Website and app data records
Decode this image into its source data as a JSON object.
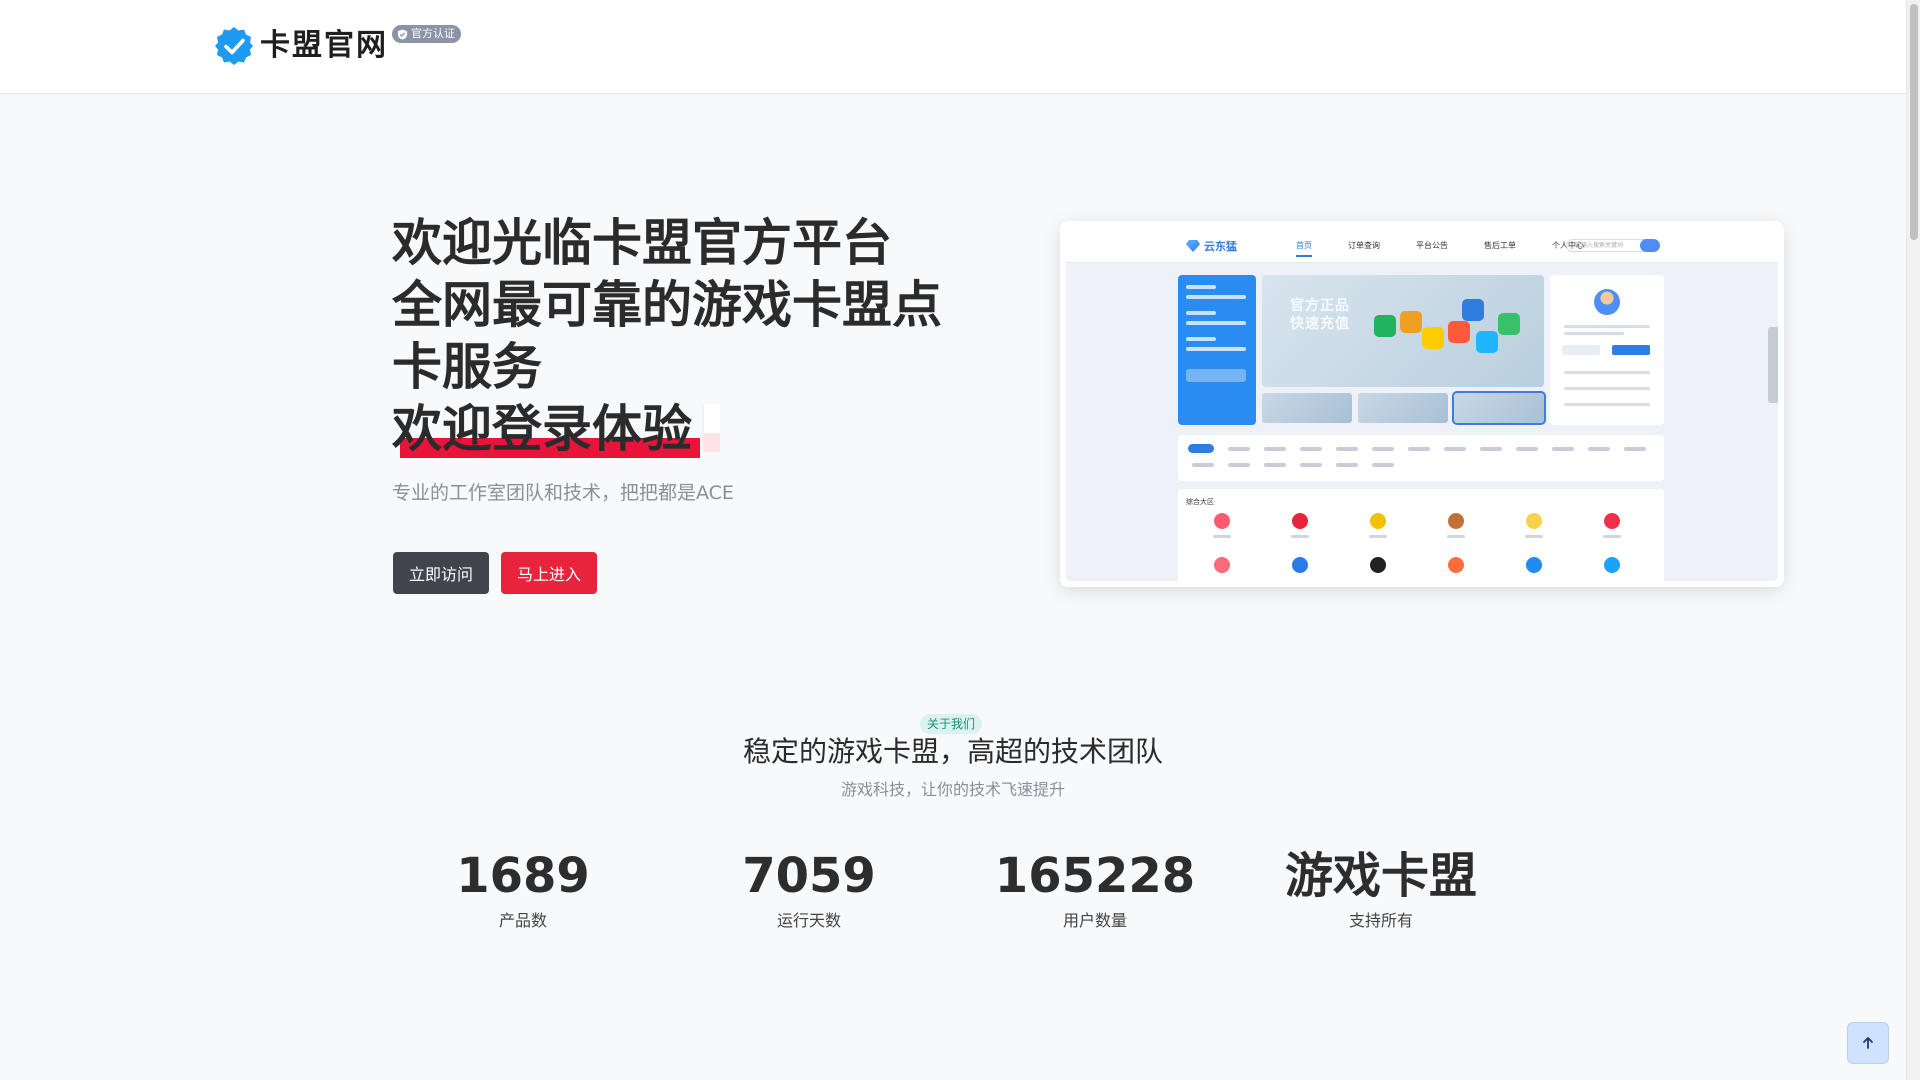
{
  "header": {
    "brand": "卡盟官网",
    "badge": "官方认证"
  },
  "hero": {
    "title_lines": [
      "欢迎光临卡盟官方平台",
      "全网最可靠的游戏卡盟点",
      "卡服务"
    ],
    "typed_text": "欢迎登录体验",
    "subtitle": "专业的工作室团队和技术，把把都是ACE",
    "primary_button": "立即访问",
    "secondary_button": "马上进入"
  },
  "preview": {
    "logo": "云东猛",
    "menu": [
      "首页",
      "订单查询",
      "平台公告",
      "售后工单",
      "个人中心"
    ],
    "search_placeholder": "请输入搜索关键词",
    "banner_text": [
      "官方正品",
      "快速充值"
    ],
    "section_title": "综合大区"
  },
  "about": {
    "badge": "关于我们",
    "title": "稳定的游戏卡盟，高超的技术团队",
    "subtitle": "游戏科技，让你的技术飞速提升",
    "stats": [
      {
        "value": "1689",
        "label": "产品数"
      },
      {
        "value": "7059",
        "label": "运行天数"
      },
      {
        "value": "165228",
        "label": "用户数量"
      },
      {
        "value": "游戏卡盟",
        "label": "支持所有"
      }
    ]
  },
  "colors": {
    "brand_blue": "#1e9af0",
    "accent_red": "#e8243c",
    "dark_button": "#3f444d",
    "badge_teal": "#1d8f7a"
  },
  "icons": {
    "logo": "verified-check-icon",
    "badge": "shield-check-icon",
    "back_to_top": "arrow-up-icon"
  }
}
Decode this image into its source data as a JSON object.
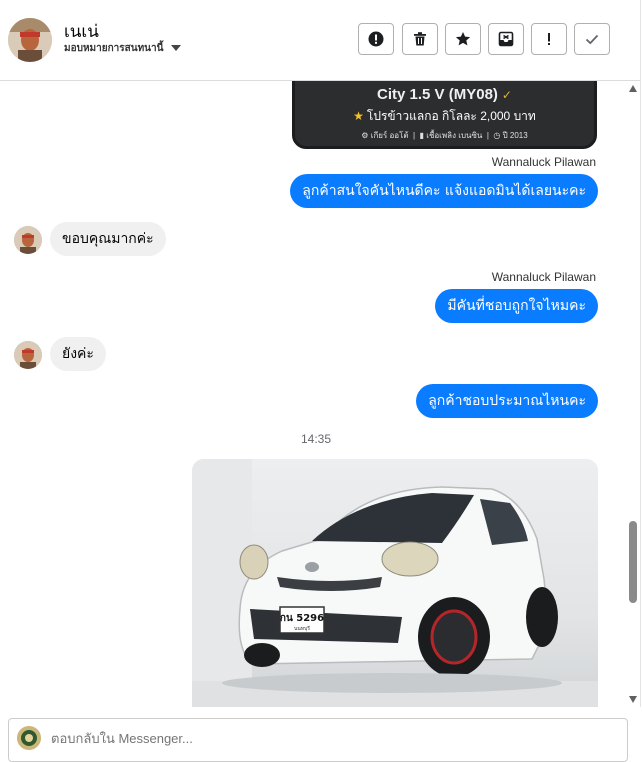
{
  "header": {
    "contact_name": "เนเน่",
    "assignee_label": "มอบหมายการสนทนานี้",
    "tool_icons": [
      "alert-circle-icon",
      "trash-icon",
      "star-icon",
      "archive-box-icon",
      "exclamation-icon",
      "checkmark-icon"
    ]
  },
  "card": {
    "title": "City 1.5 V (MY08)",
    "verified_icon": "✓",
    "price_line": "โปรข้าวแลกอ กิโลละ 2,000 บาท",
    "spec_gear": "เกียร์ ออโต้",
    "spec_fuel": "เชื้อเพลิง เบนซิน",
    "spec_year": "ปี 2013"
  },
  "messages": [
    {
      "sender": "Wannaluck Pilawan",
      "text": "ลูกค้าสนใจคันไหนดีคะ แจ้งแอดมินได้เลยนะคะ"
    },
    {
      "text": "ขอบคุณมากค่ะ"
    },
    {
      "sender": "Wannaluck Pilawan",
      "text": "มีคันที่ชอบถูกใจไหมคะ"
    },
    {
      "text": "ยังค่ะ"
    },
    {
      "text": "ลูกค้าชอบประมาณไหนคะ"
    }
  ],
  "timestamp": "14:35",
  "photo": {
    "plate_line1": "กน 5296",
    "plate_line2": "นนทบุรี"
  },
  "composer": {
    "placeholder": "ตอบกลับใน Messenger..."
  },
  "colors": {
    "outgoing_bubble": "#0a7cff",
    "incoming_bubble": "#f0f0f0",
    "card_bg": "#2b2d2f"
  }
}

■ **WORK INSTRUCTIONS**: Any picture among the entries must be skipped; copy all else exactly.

■ **ANSWER AREA**:
Decode this image into its source data as a JSON object.
{
  "header": {
    "brand": "卡盟官网",
    "badge": "官方认证"
  },
  "hero": {
    "title_lines": [
      "欢迎光临卡盟官方平台",
      "全网最可靠的游戏卡盟点",
      "卡服务"
    ],
    "typed_text": "欢迎登录体验",
    "subtitle": "专业的工作室团队和技术，把把都是ACE",
    "primary_button": "立即访问",
    "secondary_button": "马上进入"
  },
  "preview": {
    "logo": "云东猛",
    "menu": [
      "首页",
      "订单查询",
      "平台公告",
      "售后工单",
      "个人中心"
    ],
    "search_placeholder": "请输入搜索关键词",
    "banner_text": [
      "官方正品",
      "快速充值"
    ],
    "section_title": "综合大区"
  },
  "about": {
    "badge": "关于我们",
    "title": "稳定的游戏卡盟，高超的技术团队",
    "subtitle": "游戏科技，让你的技术飞速提升",
    "stats": [
      {
        "value": "1689",
        "label": "产品数"
      },
      {
        "value": "7059",
        "label": "运行天数"
      },
      {
        "value": "165228",
        "label": "用户数量"
      },
      {
        "value": "游戏卡盟",
        "label": "支持所有"
      }
    ]
  },
  "colors": {
    "brand_blue": "#1e9af0",
    "accent_red": "#e8243c",
    "dark_button": "#3f444d",
    "badge_teal": "#1d8f7a"
  },
  "icons": {
    "logo": "verified-check-icon",
    "badge": "shield-check-icon",
    "back_to_top": "arrow-up-icon"
  }
}
Decode this image into its source data as a JSON object.
{
  "header": {
    "contact_name": "เนเน่",
    "assignee_label": "มอบหมายการสนทนานี้",
    "tool_icons": [
      "alert-circle-icon",
      "trash-icon",
      "star-icon",
      "archive-box-icon",
      "exclamation-icon",
      "checkmark-icon"
    ]
  },
  "card": {
    "title": "City 1.5 V (MY08)",
    "verified_icon": "✓",
    "price_line": "โปรข้าวแลกอ กิโลละ 2,000 บาท",
    "spec_gear": "เกียร์ ออโต้",
    "spec_fuel": "เชื้อเพลิง เบนซิน",
    "spec_year": "ปี 2013"
  },
  "messages": [
    {
      "sender": "Wannaluck Pilawan",
      "text": "ลูกค้าสนใจคันไหนดีคะ แจ้งแอดมินได้เลยนะคะ"
    },
    {
      "text": "ขอบคุณมากค่ะ"
    },
    {
      "sender": "Wannaluck Pilawan",
      "text": "มีคันที่ชอบถูกใจไหมคะ"
    },
    {
      "text": "ยังค่ะ"
    },
    {
      "text": "ลูกค้าชอบประมาณไหนคะ"
    }
  ],
  "timestamp": "14:35",
  "photo": {
    "plate_line1": "กน 5296",
    "plate_line2": "นนทบุรี"
  },
  "composer": {
    "placeholder": "ตอบกลับใน Messenger..."
  },
  "colors": {
    "outgoing_bubble": "#0a7cff",
    "incoming_bubble": "#f0f0f0",
    "card_bg": "#2b2d2f"
  }
}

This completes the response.